Following the results of the first day of the Summit, an agreed position of the participating states was voiced: Ukraine will be admitted to NATO under a shortened procedure, that is, without the implementation of the Membership Action Plan. A decision was also adopted on a package of political and practical support for Ukraine and the creation of the NATO-Ukraine Council; the first meeting took place on July 12.
On the eve and during the Summit, Russian propaganda attacked the information space with fakes and manipulations to undermine trust between partners. The Centre for Strategic Communication and Information Security collected five main fakes that were spread by Russia about the Summit and Ukraine.
Fake: The most popular British publications ignored the NATO Summit and the participation of Ukrainian President Volodymyr Zelensky in it.
Russian Telegram channels and pro-Kremlin Telegram users distributed a selection of photos of the first pages in popular British publications on July 12, the most popular topic being a sex scandal involving a BBC journalist. This was the reason to once again declare that “the West is tired of Ukraine.”
Fact: the selection includes tabloids The Sun, Daily Mirror, Daily Star, and other publications that traditionally prefer the “yellow” topic. Instead, the most popular and authoritative socio-political media The Times, The Independent, The Daily Telegraph, and The Guardian devoted extensive materials to Ukraine and the NATO Summit, and three of them placed the announcements of these articles on the front page.
Fake: NATO Secretary General Jens Stoltenberg is disappointed with the results of the Ukrainian counteroffensive in the South.

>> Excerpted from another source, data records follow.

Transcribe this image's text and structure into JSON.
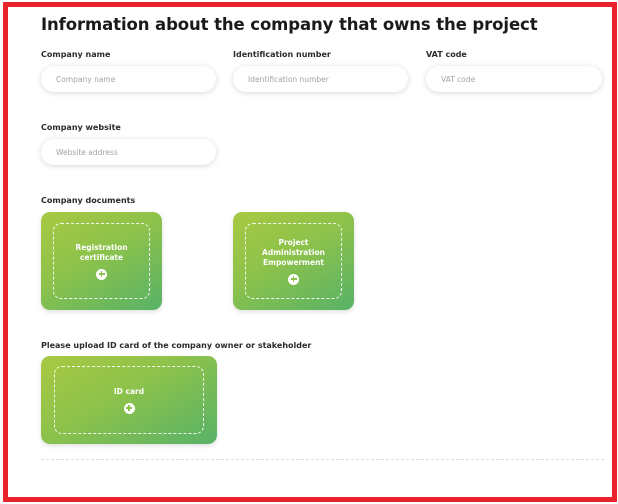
{
  "section": {
    "title": "Information about the company that owns the project"
  },
  "fields": {
    "company_name": {
      "label": "Company name",
      "placeholder": "Company name",
      "value": ""
    },
    "identification_number": {
      "label": "Identification number",
      "placeholder": "Identification number",
      "value": ""
    },
    "vat_code": {
      "label": "VAT code",
      "placeholder": "VAT code",
      "value": ""
    },
    "company_website": {
      "label": "Company website",
      "placeholder": "Website address",
      "value": ""
    }
  },
  "documents": {
    "label": "Company documents",
    "cards": [
      {
        "label": "Registration certificate",
        "icon": "plus-circle-icon"
      },
      {
        "label": "Project Administration Empowerment",
        "icon": "plus-circle-icon"
      }
    ]
  },
  "id_upload": {
    "label": "Please upload ID card of the company owner or stakeholder",
    "card": {
      "label": "ID card",
      "icon": "plus-circle-icon"
    }
  },
  "colors": {
    "frame_border": "#e8232c",
    "card_gradient_start": "#a9c943",
    "card_gradient_end": "#58b267"
  }
}
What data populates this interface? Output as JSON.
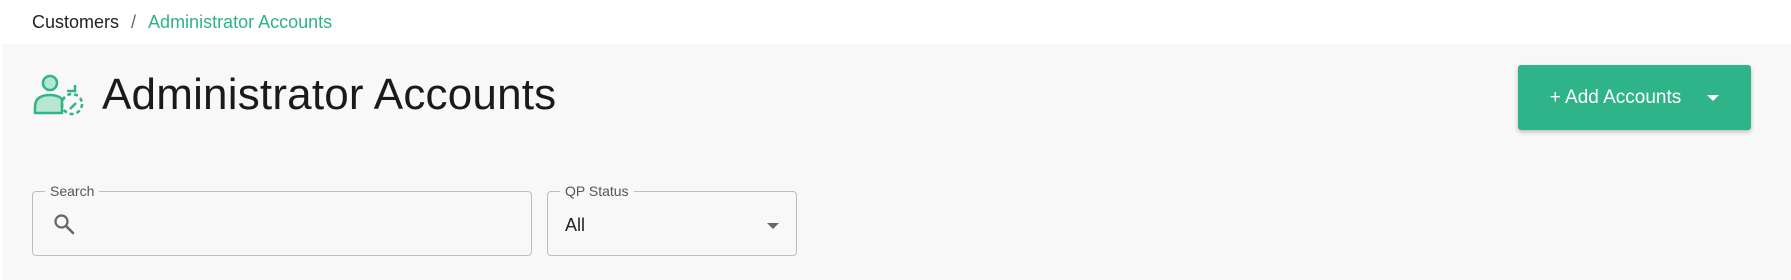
{
  "breadcrumb": {
    "parent": "Customers",
    "separator": "/",
    "current": "Administrator Accounts"
  },
  "header": {
    "title": "Administrator Accounts",
    "icon": "user-settings-icon"
  },
  "actions": {
    "add_label": "+ Add Accounts",
    "add_icon": "chevron-down-icon"
  },
  "filters": {
    "search": {
      "label": "Search",
      "value": "",
      "placeholder": ""
    },
    "qp_status": {
      "label": "QP Status",
      "value": "All"
    }
  },
  "colors": {
    "accent": "#2fb489",
    "breadcrumb_active": "#2db38a",
    "background": "#f8f8f8"
  }
}
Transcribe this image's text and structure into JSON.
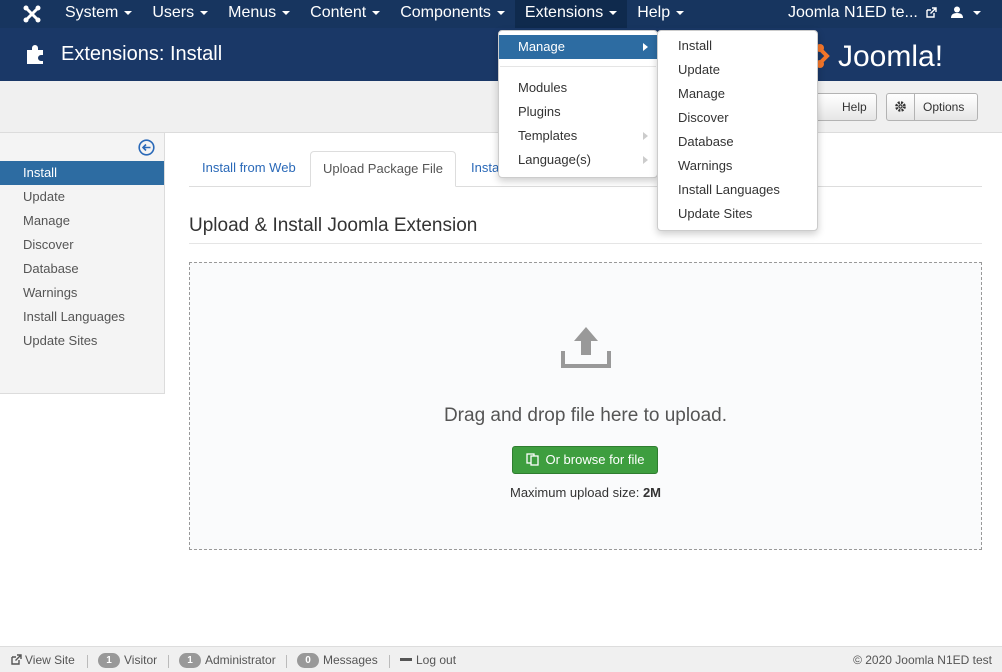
{
  "navbar": {
    "menu": [
      {
        "label": "System",
        "active": false
      },
      {
        "label": "Users",
        "active": false
      },
      {
        "label": "Menus",
        "active": false
      },
      {
        "label": "Content",
        "active": false
      },
      {
        "label": "Components",
        "active": false
      },
      {
        "label": "Extensions",
        "active": true
      },
      {
        "label": "Help",
        "active": false
      }
    ],
    "site_name": "Joomla N1ED te...",
    "icons": {
      "logo": "joomla-logo-icon",
      "external": "external-link-icon",
      "user": "user-icon"
    }
  },
  "header": {
    "title": "Extensions: Install",
    "title_icon": "puzzle-piece-icon",
    "brand": "Joomla!"
  },
  "toolbar": {
    "help_label": "Help",
    "options_label": "Options"
  },
  "sidebar": {
    "items": [
      {
        "label": "Install",
        "active": true
      },
      {
        "label": "Update",
        "active": false
      },
      {
        "label": "Manage",
        "active": false
      },
      {
        "label": "Discover",
        "active": false
      },
      {
        "label": "Database",
        "active": false
      },
      {
        "label": "Warnings",
        "active": false
      },
      {
        "label": "Install Languages",
        "active": false
      },
      {
        "label": "Update Sites",
        "active": false
      }
    ]
  },
  "tabs": [
    {
      "label": "Install from Web",
      "active": false
    },
    {
      "label": "Upload Package File",
      "active": true
    },
    {
      "label": "Insta",
      "active": false
    }
  ],
  "main": {
    "section_title": "Upload & Install Joomla Extension",
    "drop_text": "Drag and drop file here to upload.",
    "browse_label": "Or browse for file",
    "max_label": "Maximum upload size:",
    "max_value": "2M"
  },
  "extensions_menu": {
    "items": [
      {
        "label": "Manage",
        "submenu": true,
        "active": true
      },
      {
        "label": "Modules",
        "submenu": false,
        "active": false
      },
      {
        "label": "Plugins",
        "submenu": false,
        "active": false
      },
      {
        "label": "Templates",
        "submenu": true,
        "active": false
      },
      {
        "label": "Language(s)",
        "submenu": true,
        "active": false
      }
    ]
  },
  "manage_submenu": {
    "items": [
      "Install",
      "Update",
      "Manage",
      "Discover",
      "Database",
      "Warnings",
      "Install Languages",
      "Update Sites"
    ]
  },
  "statusbar": {
    "view_site": "View Site",
    "visitor_count": "1",
    "visitor_label": "Visitor",
    "admin_count": "1",
    "admin_label": "Administrator",
    "messages_count": "0",
    "messages_label": "Messages",
    "logout_label": "Log out",
    "copyright": "© 2020 Joomla N1ED test"
  },
  "colors": {
    "navbar": "#17355f",
    "header": "#1a3867",
    "accent": "#2d6ca2",
    "success": "#3e9e3f",
    "joomla_orange": "#f4762a"
  }
}
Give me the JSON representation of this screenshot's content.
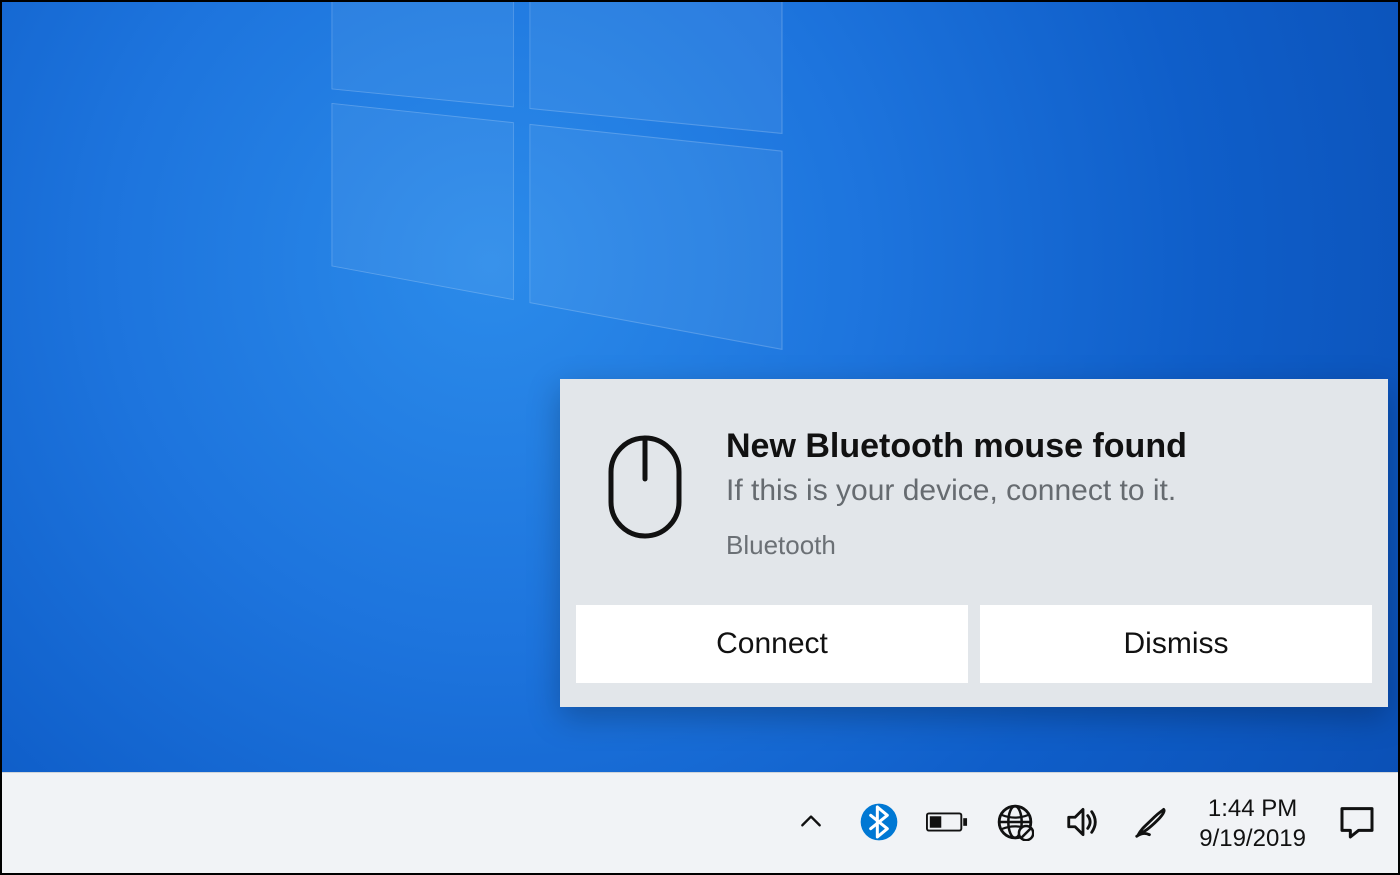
{
  "notification": {
    "title": "New Bluetooth mouse found",
    "subtitle": "If this is your device, connect to it.",
    "source": "Bluetooth",
    "icon": "mouse-icon",
    "actions": {
      "connect_label": "Connect",
      "dismiss_label": "Dismiss"
    }
  },
  "taskbar": {
    "clock": {
      "time": "1:44 PM",
      "date": "9/19/2019"
    },
    "tray_icons": [
      "chevron-up-icon",
      "bluetooth-icon",
      "battery-icon",
      "globe-network-icon",
      "volume-icon",
      "pen-icon"
    ]
  },
  "colors": {
    "toast_bg": "#e2e6ea",
    "taskbar_bg": "#f1f3f6",
    "bluetooth_accent": "#0078d4"
  }
}
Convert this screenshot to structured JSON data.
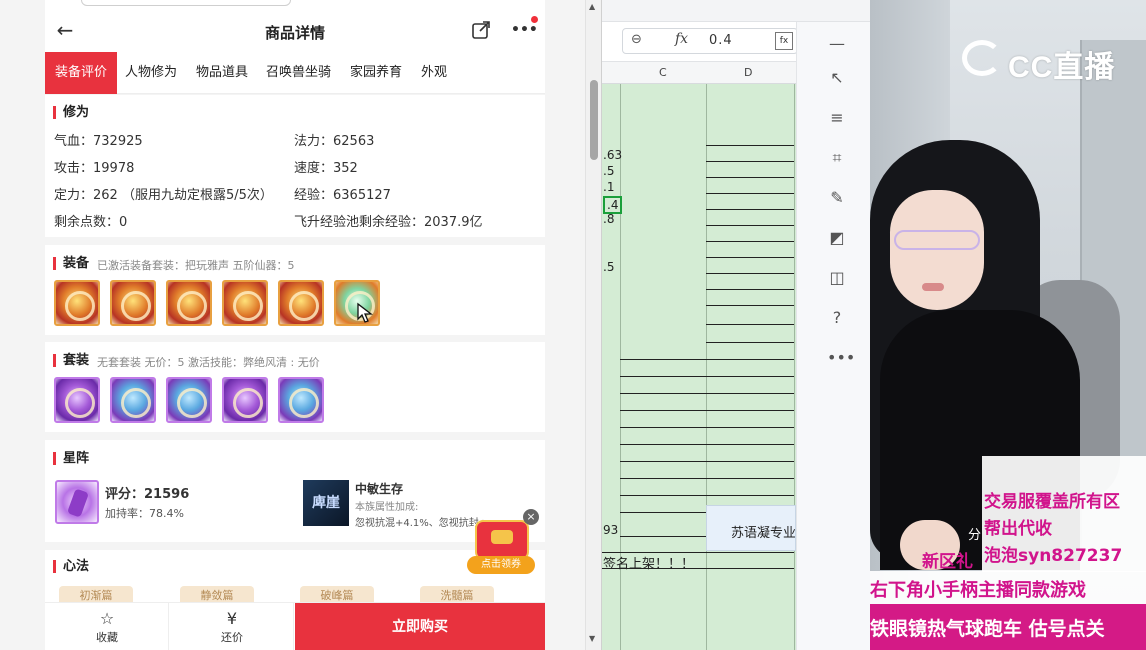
{
  "header": {
    "title": "商品详情"
  },
  "tabs": [
    {
      "label": "装备评价",
      "active": true
    },
    {
      "label": "人物修为"
    },
    {
      "label": "物品道具"
    },
    {
      "label": "召唤兽坐骑"
    },
    {
      "label": "家园养育"
    },
    {
      "label": "外观"
    }
  ],
  "xiuwei": {
    "title": "修为",
    "rows": [
      {
        "k": "气血：",
        "v": "732925"
      },
      {
        "k": "法力：",
        "v": "62563"
      },
      {
        "k": "攻击：",
        "v": "19978"
      },
      {
        "k": "速度：",
        "v": "352"
      },
      {
        "k": "定力：",
        "v": "262 （服用九劫定根露5/5次）"
      },
      {
        "k": "经验：",
        "v": "6365127"
      },
      {
        "k": "剩余点数：",
        "v": "0"
      },
      {
        "k": "飞升经验池剩余经验：",
        "v": "2037.9亿"
      }
    ]
  },
  "equip": {
    "title": "装备",
    "sub": "已激活装备套装：把玩雅声   五阶仙器：5"
  },
  "suit": {
    "title": "套装",
    "sub": "无套套装   无价：5   激活技能：弊绝风清 : 无价"
  },
  "star": {
    "title": "星阵",
    "score_label": "评分：",
    "score": "21596",
    "bonus_label": "加持率：",
    "bonus": "78.4%",
    "style_name": "中敏生存",
    "style_img_text": "庳崖",
    "style_sub": "本族属性加成:",
    "style_detail": "忽视抗混+4.1%、忽视抗封+4.1%"
  },
  "xinfa": {
    "title": "心法",
    "chips": [
      "初渐篇",
      "静敛篇",
      "破峰篇",
      "洗髓篇"
    ]
  },
  "gift": {
    "label": "点击领券",
    "close": "×"
  },
  "bottom": {
    "fav": "收藏",
    "bargain": "还价",
    "buy": "立即购买"
  },
  "sheet": {
    "formula_value": "0.4",
    "col_c": "C",
    "col_d": "D",
    "cells": [
      ".63",
      ".5",
      ".1",
      ".4",
      ".8",
      ".5",
      "93"
    ],
    "blue_cell": "苏语凝专业",
    "bottom_cell": "签名上架！！！"
  },
  "stream": {
    "logo": "CC直播",
    "lines": [
      "交易服覆盖所有区",
      "帮出代收",
      "泡泡syn827237",
      "新区礼",
      "右下角小手柄主播同款游戏",
      "铁眼镜热气球跑车  估号点关"
    ],
    "fen": "分"
  }
}
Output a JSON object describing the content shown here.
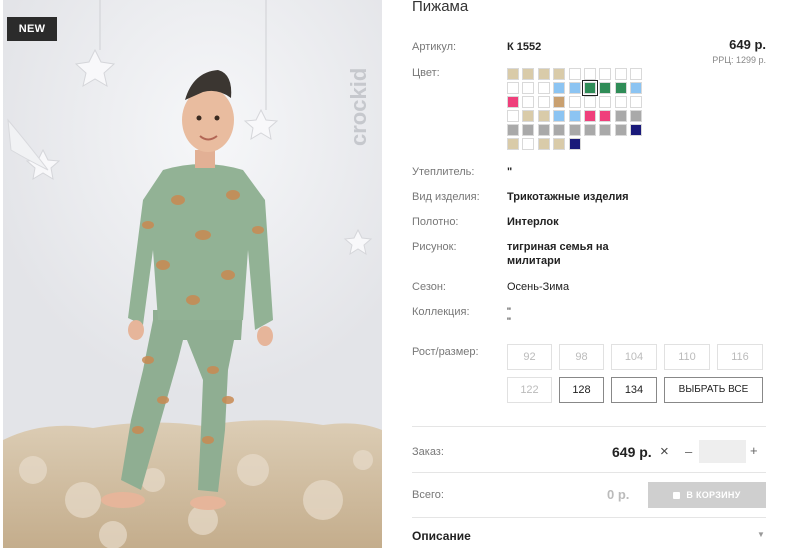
{
  "badge": "NEW",
  "photo": {
    "watermark": "crockid"
  },
  "product": {
    "title": "Пижама",
    "article_label": "Артикул:",
    "article": "К 1552",
    "price": "649 р.",
    "rrc": "РРЦ: 1299 р."
  },
  "color": {
    "label": "Цвет:",
    "swatches": [
      "#d9cba9",
      "#d9cba9",
      "#d9cba9",
      "#d9cba9",
      "#ffffff",
      "#ffffff",
      "#ffffff",
      "#ffffff",
      "#ffffff",
      "#ffffff",
      "#ffffff",
      "#ffffff",
      "#8cc4f2",
      "#8cc4f2",
      "#2f8c57",
      "#2f8c57",
      "#2f8c57",
      "#8cc4f2",
      "#ef3f7b",
      "#ffffff",
      "#ffffff",
      "#c9a070",
      "#ffffff",
      "#ffffff",
      "#ffffff",
      "#ffffff",
      "#ffffff",
      "#ffffff",
      "#d9cba9",
      "#d9cba9",
      "#8cc4f2",
      "#8cc4f2",
      "#ef3f7b",
      "#ef3f7b",
      "#a9a9a9",
      "#a9a9a9",
      "#a9a9a9",
      "#a9a9a9",
      "#a9a9a9",
      "#a9a9a9",
      "#a9a9a9",
      "#a9a9a9",
      "#a9a9a9",
      "#a9a9a9",
      "#1a1a7a",
      "#d9cba9",
      "#ffffff",
      "#d9cba9",
      "#d9cba9",
      "#1a1a7a"
    ],
    "selected_index": 14
  },
  "specs": {
    "insulation_label": "Утеплитель:",
    "insulation": "\"",
    "type_label": "Вид изделия:",
    "type": "Трикотажные изделия",
    "fabric_label": "Полотно:",
    "fabric": "Интерлок",
    "pattern_label": "Рисунок:",
    "pattern_line1": "тигриная семья на",
    "pattern_line2": "милитари",
    "season_label": "Сезон:",
    "season": "Осень-Зима",
    "collection_label": "Коллекция:",
    "collection_line1": "\"",
    "collection_line2": "\""
  },
  "sizes": {
    "label": "Рост/размер:",
    "options": [
      "92",
      "98",
      "104",
      "110",
      "116",
      "122",
      "128",
      "134"
    ],
    "available": [
      "128",
      "134"
    ],
    "select_all": "ВЫБРАТЬ ВСЕ"
  },
  "order": {
    "label": "Заказ:",
    "price": "649 р.",
    "times": "×",
    "minus": "–",
    "plus": "+",
    "quantity": ""
  },
  "total": {
    "label": "Всего:",
    "value": "0 р.",
    "cart_button": "В КОРЗИНУ"
  },
  "description": {
    "label": "Описание",
    "chevron": "▼"
  }
}
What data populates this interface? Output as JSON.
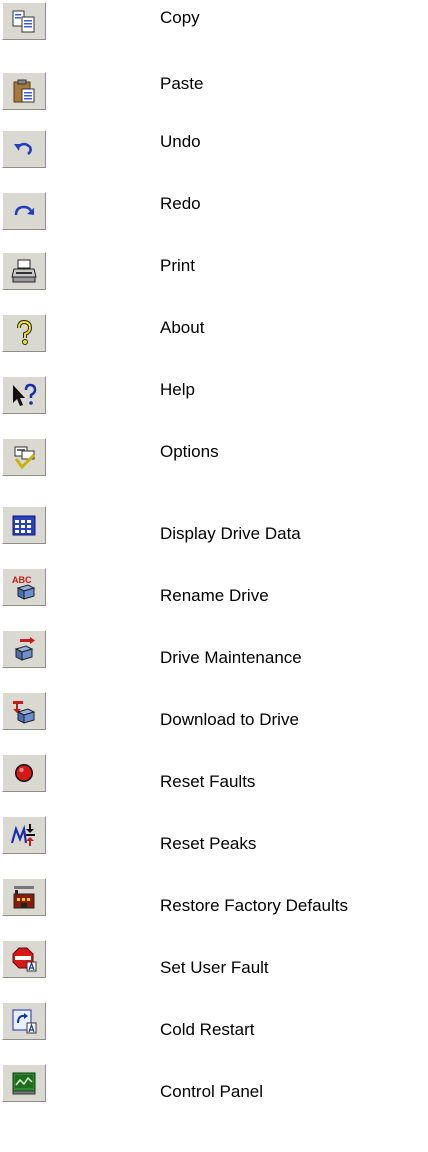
{
  "toolbar_buttons": [
    {
      "icon": "copy-icon",
      "label": "Copy"
    },
    {
      "icon": "paste-icon",
      "label": "Paste"
    },
    {
      "icon": "undo-icon",
      "label": "Undo"
    },
    {
      "icon": "redo-icon",
      "label": "Redo"
    },
    {
      "icon": "print-icon",
      "label": "Print"
    },
    {
      "icon": "about-icon",
      "label": "About"
    },
    {
      "icon": "help-icon",
      "label": "Help"
    },
    {
      "icon": "options-icon",
      "label": "Options"
    },
    {
      "icon": "display-drive-data-icon",
      "label": "Display Drive Data"
    },
    {
      "icon": "rename-drive-icon",
      "label": "Rename Drive"
    },
    {
      "icon": "drive-maintenance-icon",
      "label": "Drive Maintenance"
    },
    {
      "icon": "download-to-drive-icon",
      "label": "Download to Drive"
    },
    {
      "icon": "reset-faults-icon",
      "label": "Reset Faults"
    },
    {
      "icon": "reset-peaks-icon",
      "label": "Reset Peaks"
    },
    {
      "icon": "restore-factory-defaults-icon",
      "label": "Restore Factory Defaults"
    },
    {
      "icon": "set-user-fault-icon",
      "label": "Set User Fault"
    },
    {
      "icon": "cold-restart-icon",
      "label": "Cold Restart"
    },
    {
      "icon": "control-panel-icon",
      "label": "Control Panel"
    }
  ]
}
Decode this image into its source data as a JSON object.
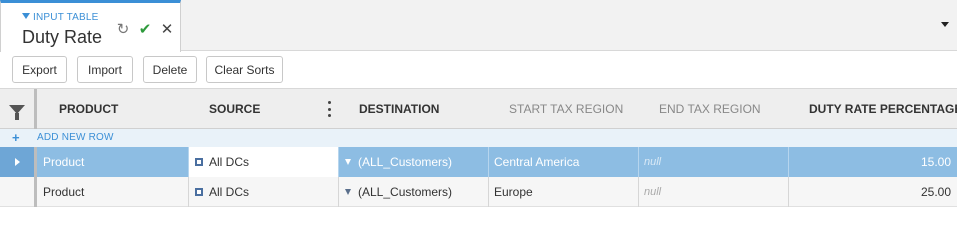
{
  "tab": {
    "subtitle": "INPUT TABLE",
    "title": "Duty Rate"
  },
  "toolbar": {
    "export_label": "Export",
    "import_label": "Import",
    "delete_label": "Delete",
    "clear_sorts_label": "Clear Sorts"
  },
  "grid": {
    "columns": {
      "product": "PRODUCT",
      "source": "SOURCE",
      "destination": "DESTINATION",
      "start_tax_region": "START TAX REGION",
      "end_tax_region": "END TAX REGION",
      "duty_rate_percentage": "DUTY RATE PERCENTAGE"
    },
    "add_row_label": "ADD NEW ROW",
    "rows": [
      {
        "product": "Product",
        "source": "All DCs",
        "destination": "(ALL_Customers)",
        "start_tax_region": "Central America",
        "end_tax_region": "null",
        "duty_rate_percentage": "15.00",
        "selected": true
      },
      {
        "product": "Product",
        "source": "All DCs",
        "destination": "(ALL_Customers)",
        "start_tax_region": "Europe",
        "end_tax_region": "null",
        "duty_rate_percentage": "25.00",
        "selected": false
      }
    ]
  },
  "icons": {
    "tab_subtitle": "dropdown-triangle-icon",
    "refresh": "refresh-icon",
    "save": "check-icon",
    "close": "close-icon",
    "overflow": "chevron-down-icon",
    "filter": "filter-icon",
    "column_menu": "kebab-menu-icon",
    "add": "plus-icon",
    "row_pointer": "row-arrow-icon",
    "source": "square-icon",
    "destination": "funnel-icon"
  },
  "colors": {
    "accent": "#3b8fd6",
    "selected_row": "#8dbde3",
    "check": "#2e9a3c"
  }
}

Russian media spread the news that the NATO Secretary General allegedly acknowledged “serious problems” in the “hyped” offensive of the Ukrainian Defence Forces in the South in an interview with Politico. By spreading this statement, the propaganda is trying to prove that Western partners do not believe in Ukraine’s success.
Fact: In the aforementioned interview, published on the eve of the Vilnius Summit, the NATO Secretary General optimistically assessed the prospects of the Armed Forces in the South and noted that despite the difficulties, Ukrainian troops are moving forward. Russian propaganda invented a quote of Stoltenberg and attributed to him words that he did not say.
Fake: Ukraine did not receive an invitation to NATO at the Vilnius Summit due to an “unsuccessful counteroffensive.”
Russian Telegram channels are actively writing about the “failure” of the Ukrainian counteroffensive and explain that precisely because of the lack of high-profile military victories on the eve of the NATO Summit in Vilnius, Ukraine did not receive an invitation to the Alliance.
Fact: the participants of the Summit did not give any comments on the results of the operation of the Defence Forces of Ukraine in the South, and earlier, the NATO Secretary General positively assessed the actions of the Armed Forces of Ukraine. Vilnius adopted a decision on Ukraine’s accession to NATO in the future under a simplified procedure, without a Membership Action Plan, and the creation of the NATO-Ukraine Council.
Fake: The Russian army does not use cluster munitions in Ukraine
During the NATO Summit in Vilnius, Russian media published an interview with Defence Minister Sergei Shoigu with his comments on the prospects of Ukraine’s membership in NATO, fighting in the South, and Western military assistance to Ukraine. Shoigu claims that the Russian army allegedly “refrained and refrains” from using cluster munitions in Ukraine. But it “will be forced” to do so after the AFU begin to use American cluster munitions.
Fact: Russia actively uses cluster munitions both during the hostilities and terrorist attacks on Kharkiv, Sumy, Zaporizhzhia, and other Ukrainian cities. The report of the human rights organization Human Rights Watch, published in May 2022, mentions the use of at least six types of cluster munitions by the Russian army in Ukraine. On April 8, 2022, the Russians struck the Kramatorsk railway station with a Tochka-U ballistic missile with a cluster warhead, killing 54 adults and seven children. 121 people, including 16 children, were injured.
Fake: The U.S. recognizes Ukraine’s “strategic defeat” and will block Ukraine’s NATO accession to avoid war with Russia
On social networks, Russian propagandists actively spread an excerpt from the speech of U.S. State Department spokesman Matthew Miller, who said that “the war was a strategic failure for Ukraine.” A number of anonymous Telegram channels claimed that Miller allegedly stated that “Ukraine’s accession to NATO during the conflict would mean a U.S. war with Russia” and that “this will not happen under President Biden.”
Fact: Miller used the words “strategic failure” (which the Russians incorrectly translated as “strategic defeat”) in relation to Ukraine accidentally. He immediately apologized for the slip and clarified that he meant the strategic failure of Russia. This is recorded both in the video of the briefing and in the transcript published on the website of the State Department.
The words about the U.S. war with Russia because of Ukraine’s accession to NATO, which “will not happen under President Biden,” are a fiction of Russian fake creators. Miller did not make such statements.